A Love Story
By Laurie Kahn
It's a familiar mantra in women's circles: we look for love in all the wrong places. There is a plethora of information about bad relationships. What they look like, feel like, act like: what to avoid. Danger signs are listed in self-help books and painted on the walls of women's bathrooms. Caution: this relationship may be dangerous to your health and well-being. Statistics remind us that women's lovers, partners and husbands are potentially lethal. However, we are relational creatures. We flourish in the connections of love, friendship and mutuality. We look for love, despite the warnings. And we wonder: is this the good kind or the kind we've been warned about?
We need good stories about love.
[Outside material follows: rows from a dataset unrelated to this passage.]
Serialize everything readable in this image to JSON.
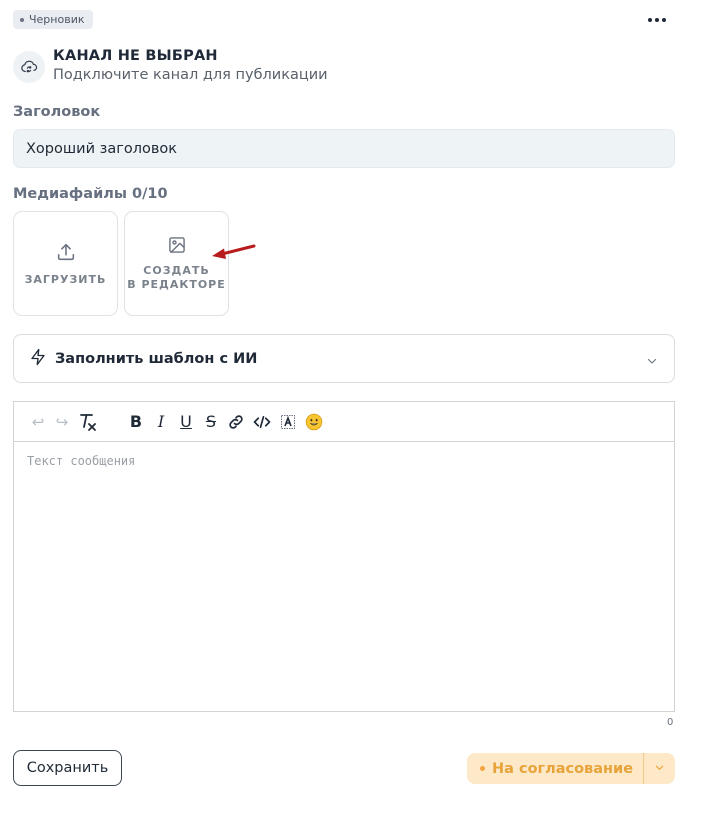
{
  "status": {
    "label": "Черновик"
  },
  "channel": {
    "title": "КАНАЛ НЕ ВЫБРАН",
    "subtitle": "Подключите канал для публикации"
  },
  "title_field": {
    "label": "Заголовок",
    "value": "Хороший заголовок"
  },
  "media": {
    "label": "Медиафайлы 0/10",
    "upload_label": "ЗАГРУЗИТЬ",
    "create_label": "СОЗДАТЬ\nВ РЕДАКТОРЕ"
  },
  "ai_template": {
    "label": "Заполнить шаблон с ИИ"
  },
  "editor": {
    "placeholder": "Текст сообщения",
    "value": "",
    "char_count": "0"
  },
  "actions": {
    "save_label": "Сохранить",
    "approve_label": "На согласование"
  },
  "colors": {
    "accent_orange": "#f2a541",
    "approve_bg": "#fde9c7",
    "arrow_red": "#b91c1c"
  },
  "icons": [
    "more-icon",
    "cloud-sync-icon",
    "upload-icon",
    "image-icon",
    "arrow-annotation",
    "lightning-icon",
    "chevron-down-icon",
    "undo-icon",
    "redo-icon",
    "clear-format-icon",
    "bold-icon",
    "italic-icon",
    "underline-icon",
    "strikethrough-icon",
    "link-icon",
    "code-icon",
    "spoiler-icon",
    "emoji-icon"
  ]
}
We need to replace the fairytale love stories and the tragic love stories with new stories. I envision a circle of women sharing our best stories of love. Not "the earth moved" stories, not "I walked around with a silly smile on my face for a week" stories, but stories about relationships that are sustaining. Relationships in which you can be fully yourself. Stories in which the person you love takes pleasure in both your competence and your vulnerability. Stories of trust and deepening regard. In a circle of such women I would tell this story. It's about a fight I had with my husband Michael.
I was in South Africa on a three-week trip. I was invited to lecture at the first-ever African conference on Traumatic Stress. It was an honor and a challenge for me to speak to an audience of mental health practitioners from different parts of Africa and the international community. I had been to South Africa two years earlier and had witnessed the optimism and despair of a country newly emerging into freedom. I had been moved by the experience; it had changed my understanding of trauma and healing and taught me about the power of community, song, and moral leadership. I hoped I could find some small way to give back.
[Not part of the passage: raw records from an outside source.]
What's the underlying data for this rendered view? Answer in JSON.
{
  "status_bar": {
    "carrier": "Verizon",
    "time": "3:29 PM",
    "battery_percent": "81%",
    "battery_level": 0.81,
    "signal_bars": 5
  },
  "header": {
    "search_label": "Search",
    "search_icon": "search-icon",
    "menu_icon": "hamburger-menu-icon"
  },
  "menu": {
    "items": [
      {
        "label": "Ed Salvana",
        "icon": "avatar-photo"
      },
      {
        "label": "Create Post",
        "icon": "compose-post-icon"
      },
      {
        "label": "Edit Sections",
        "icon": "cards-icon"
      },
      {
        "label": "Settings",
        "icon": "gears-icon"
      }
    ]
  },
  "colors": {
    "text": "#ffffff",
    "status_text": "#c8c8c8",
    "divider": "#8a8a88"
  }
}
In addition to my good intentions I had arrived in South Africa with a secret wish: to ride a horse on the beach on the beautiful coastline near Cape Town. Several days before the conference, a colleague and I made our way to a horse ranch. Just minutes into our ride, my horse broke into a wild gallop, and I was thrown. I had gashes on my face and arms and a vague sense that there was something very wrong with my arm or hand. As the numbing started to subside I began to tremble. My colleague drove me to a hospital in the township outside of Durban. The attendants, with some difficulty, rounded up enough sterile cotton to clean my wounds. An x-ray showed I had broken my hand in three places. I returned to my hotel wearing a temporary cast.
My colleague called my husband and told him that I had had an accident and that I was OK, but would need surgery. I spoke with my husband for a moment, with the shaky voice that accompanies the aftershock of an accident. He was kind and reassuring.
The next morning Michael called and said he had booked me on a flight home and had made an appointment with a surgeon in Chicago. I paused for a moment and said, "I am not coming home." I assured him that I could find a good surgeon in South Africa. I had a mission and I had every intention of completing my journey and attending the conference. My husband, in a steady and not yet escalated voice, explained that my right hand was very important and I should not be so casual about hand surgery. Our voices grew louder and both of us became more and more adamant about our positions. I'm not sure if I hung up on him or if he hung up on me.
Our fight saddened me. I knew, as I lay in bed that night, that he was feeling helpless and protective, and underneath my determination and independence I was frightened by the prospect of having surgery so far from home. The pain in my hand and back made it difficult to sleep.
The next morning when I took my bruised body to breakfast, someone from the hotel handed me a fax. The fax read: "Here is the name and phone number of a hand surgeon in South Africa. Your dreams matter to me too. With Love, Michael"
I called the number my husband had given me and set up an appointment. I flew from Durban to Johannesburg for surgery. My husband and I were in constant contact by phone: We spoke on our cell phones as I arrived at the clinic, moments before surgery, and as I woke up from anesthesia.
The next morning with my arm in a cast, an aching body and a bruised face I spoke to the First African Conference on Traumatic Stress. I ended my speech with a poem and I looked up into the warm faces of the audience applauding. I was told that my speech was later translated into Zulu and distributed to mental health workers in the townships. Many remarked that I looked like a trauma victim myself, yet within I had the strength and resolve of women who knew she was well loved.
Now, I look toward hearing the other women's love stories.